4. Check the weather.
This might sound like a no-brainer, but it’s important to keep tabs on weather conditions when preparing for your dog-friendly camping trip. If you’re camping in an area that’s extremely hot or cold, you might want to pack booties to protect your pal’s paws. You should also learn the signs of heat exhaustion and how to prevent it. A vest or doggy sweater might also come in handy if you’re camping with your dog in the winter.
5. Pack the right supplies.
Now that you’ve done your homework, you can move on to the fun part: packing supplies for your dog-friendly camping trip!
In addition to your own camping supplies, you’ll also need to pack some camping essentials for your dog. At the very least, you’ll need:
- collapsible food and water bowls
- dog food and treats
- drinking water
- harness or collar
- ID tags
- proof of rabies vaccination
- dog bedding
- a favorite toy (or four!)
- tick and flea repellent
- a first-aid kit (just in case)
- your dog’s medications
- biodegradable doggy waste bags
If you’re camping in the backcountry with your dog, consider bringing a doggy backpack so your pup can carry their own supplies. If your dog has never worn a backpack before, get them accustomed to it a few weeks before your trip. Fit the empty pack so it’s snug, but not too tight, and have them wear it around the house. Once they’ve gotten used to it, add items to the pack gradually.
6. Print off maps and brochures as needed.

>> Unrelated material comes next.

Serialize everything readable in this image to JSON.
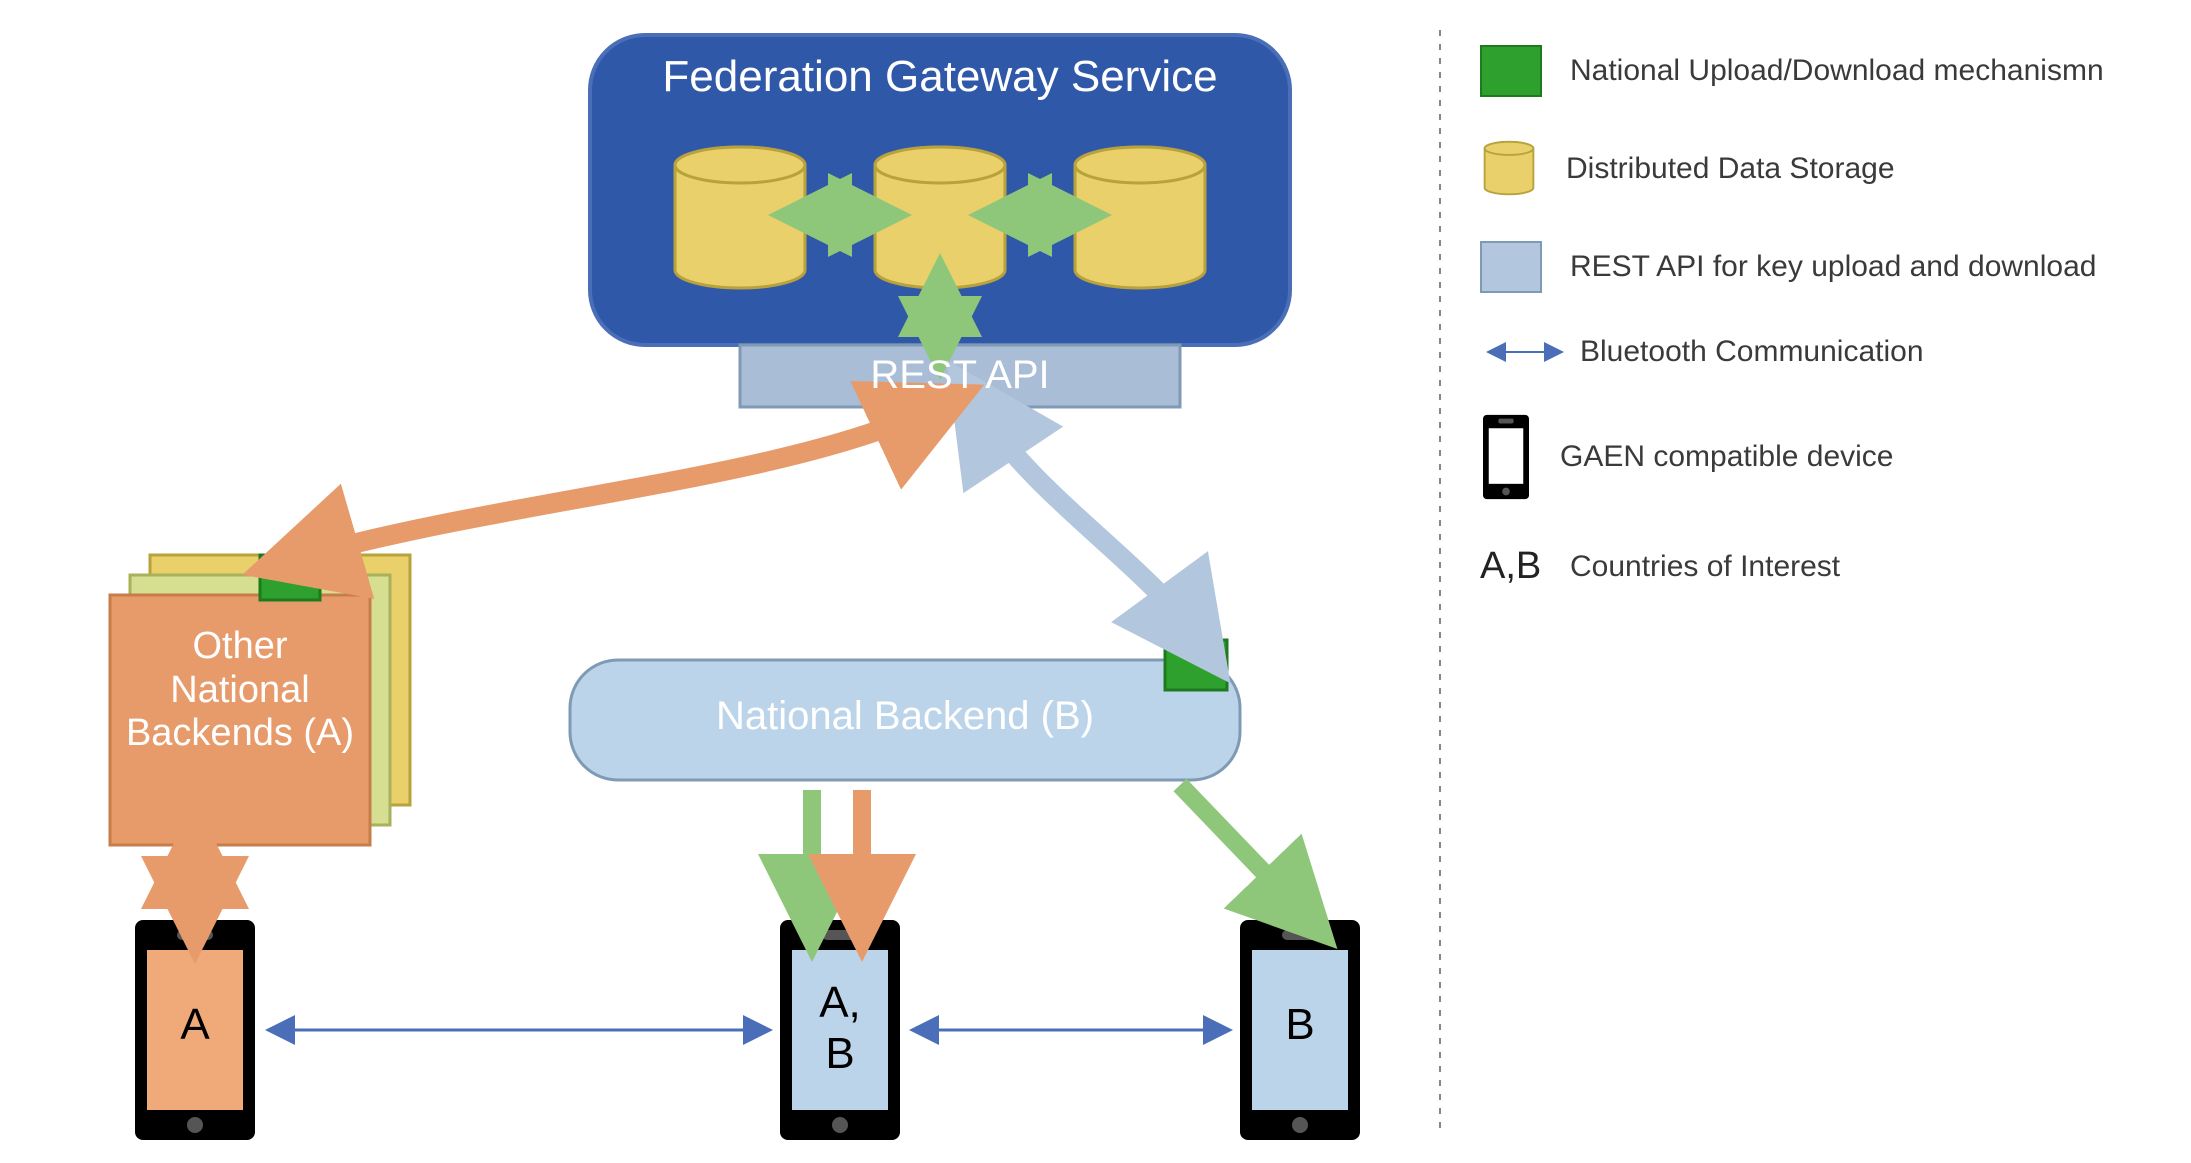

While RV parks are often located in urban areas, many state park campgrounds are situated in remote areas without cell phone service or internet access. Bringing a backup paper map (or a printed list of directions) as well as a park brochure might come in handy in case you lose cell phone service along the way.
7. Hit the road!
You’ve finished packing and preparing for your dog-friendly camping trip and you’re finally ready to set out. Make sure your doggo is comfortable and secure in the car or RV, particularly if they’re older. (Check out our post on how to travel with your elderly dog.)
If your journey is longer than three hours, plan for potty breaks at dog-friendly rest areas or dog parks.
8. Stick to your dog’s feeding and potty schedules.
By all means, enjoy your vacation and be spontaneous, but keep your dog’s needs in mind, too. Canines are truly creatures of habit, and they’re most comfortable when they’re on a regular schedule. Try to feed them and take them out for bathroom breaks at the same times you normally would. Don’t forget to make time to play and brush up on their obedience training!
9. Don’t skip out on doggy duty.
If you’re exploring a state park or wildlife preserve, it’s crucial that you pick up any, erm, presents your dog leaves behind. Doggy doo may attract potentially dangerous wildlife, coyotes in particular. Always clean up after your pup even in deserted areas, and don’t linger too long after your dog does their business! Alternatively, some RV parks even fine pet parents who neglect their doggy duties.
10. Keep the treats locked up tight.
If you’re camping with your dog in bear country, store all food, toiletries, and other scented items in a bear-proof food locker or a locked vehicle (preferably the trunk). Also, dispose of any food wrappers or other debris that might attract wildlife to your site.
11. Explore the surrounding area.
Whether you’re an avid adventurer looking to do some hiking, boating, or fishing, or you’re a lazy landlubber looking to relax and do some picnicking, be sure to explore the areas near the park or campground. You’ll almost always find dog-friendly attractions nearby, including restaurants, bars, wineries, city parks, and walking tours that welcome leashed dogs.
And there you have it: the top tips for camping with your dog. What are you waiting for? Start planning your canine-friendly camping excursion and treat your dog to the experience of a lifetime!